A 103-year-old former World War Two nurse believed to be Britain's longest-serving poppy seller has said becoming an MBE was a "wonderful" experience.
Britain's 'longest serving' poppy seller becomes MBE
Rosemary Powell celebrated with a glass of champagne after she was presented with the medal at her London nursing home for her services to charity.
She was included in this year's list having collected for the Poppy Appeal since it began in 1921.
After receiving the medal, the great-grandmother said: "Isn't it wonderful?"
Mrs Powell sat in a wheelchair draped in a poppy-patterned blanket as she was handed the MBE medal on behalf of the Queen by the Vice Lord-Lieutenant of Greater London, Colonel Jane Davis.
Her son Giles, who was at the ceremony with other family members, said the award "has been one of the biggest moments in her life - and mum has lived a very full life."

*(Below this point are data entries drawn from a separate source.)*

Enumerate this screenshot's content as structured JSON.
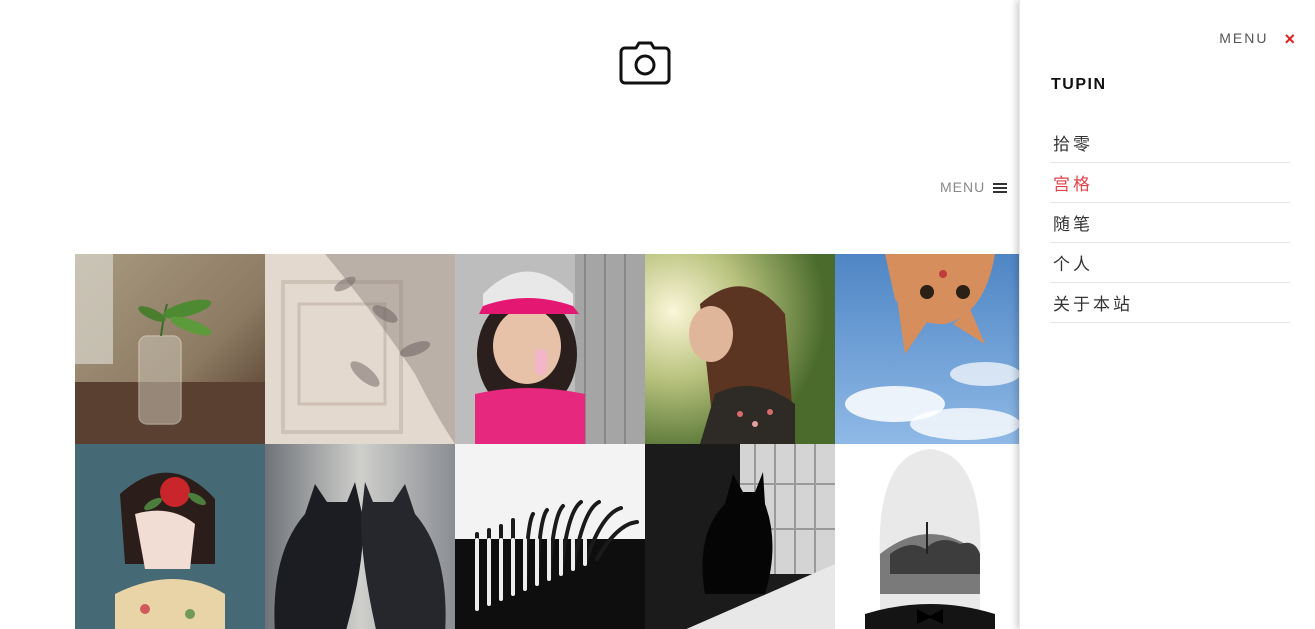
{
  "header": {
    "logo_icon": "camera-icon",
    "menu_label": "MENU",
    "menu_icon": "hamburger-icon"
  },
  "gallery": {
    "photos": [
      {
        "subject": "plant-in-glass-jar"
      },
      {
        "subject": "leaf-shadows-on-door"
      },
      {
        "subject": "girl-with-pink-cap"
      },
      {
        "subject": "woman-in-sunlight"
      },
      {
        "subject": "upside-down-cat-sky"
      },
      {
        "subject": "illustrated-girl-with-rose"
      },
      {
        "subject": "two-black-cats"
      },
      {
        "subject": "burnt-matches"
      },
      {
        "subject": "cat-at-window"
      },
      {
        "subject": "double-exposure-portrait"
      }
    ]
  },
  "drawer": {
    "menu_label": "MENU",
    "close_symbol": "×",
    "close_color": "#e02020",
    "title": "TUPIN",
    "accent_color": "#e0444a",
    "items": [
      {
        "label": "拾零",
        "active": false
      },
      {
        "label": "宫格",
        "active": true
      },
      {
        "label": "随笔",
        "active": false
      },
      {
        "label": "个人",
        "active": false
      },
      {
        "label": "关于本站",
        "active": false
      }
    ]
  }
}
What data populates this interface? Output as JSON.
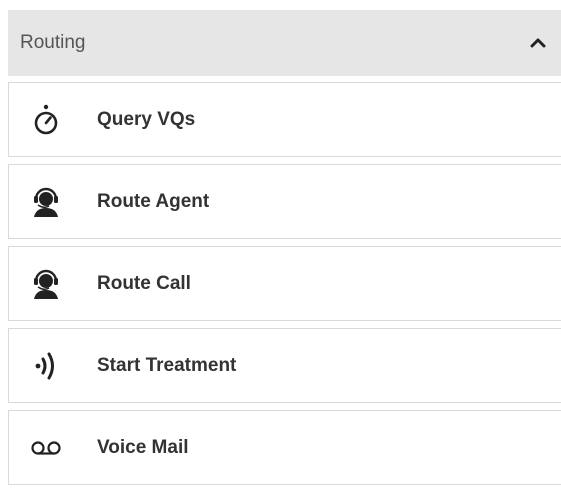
{
  "section": {
    "title": "Routing",
    "collapse_icon": "chevron-up-icon"
  },
  "items": [
    {
      "label": "Query VQs",
      "icon": "stopwatch-icon"
    },
    {
      "label": "Route Agent",
      "icon": "agent-headset-icon"
    },
    {
      "label": "Route Call",
      "icon": "agent-headset-icon"
    },
    {
      "label": "Start Treatment",
      "icon": "audio-waves-icon"
    },
    {
      "label": "Voice Mail",
      "icon": "voicemail-icon"
    }
  ],
  "colors": {
    "header_bg": "#e6e6e6",
    "border": "#d9d9d9",
    "text": "#333333",
    "header_text": "#555555"
  }
}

"She lost so may family members it really had an impact on her - it really was the catalyst for her volunteering work for the Royal British Legion," he said.
Mrs Powell took part in the first Poppy Appeal, selling poppies on Richmond Bridge with her mother when she was six.
She previously spoke about how the war "has had a significant impact on my life".
Her father Charles Ashton James was left wounded after being shot in the head during the Battle of the Somme, and she lost two godfathers and three uncles during World War One.
Mrs Powell's first fiance Robin Ellis, who was a commander in the Royal Navy, died in 1944 and her younger brother Peter also died during World War Two.
She announced this year she was to retire from selling poppies as she was "getting old".
Charles Byrne, director general of the Royal British Legion, said Mrs Powell was "most deserving of this award, and everyone at the Legion wishes her a very happy retirement."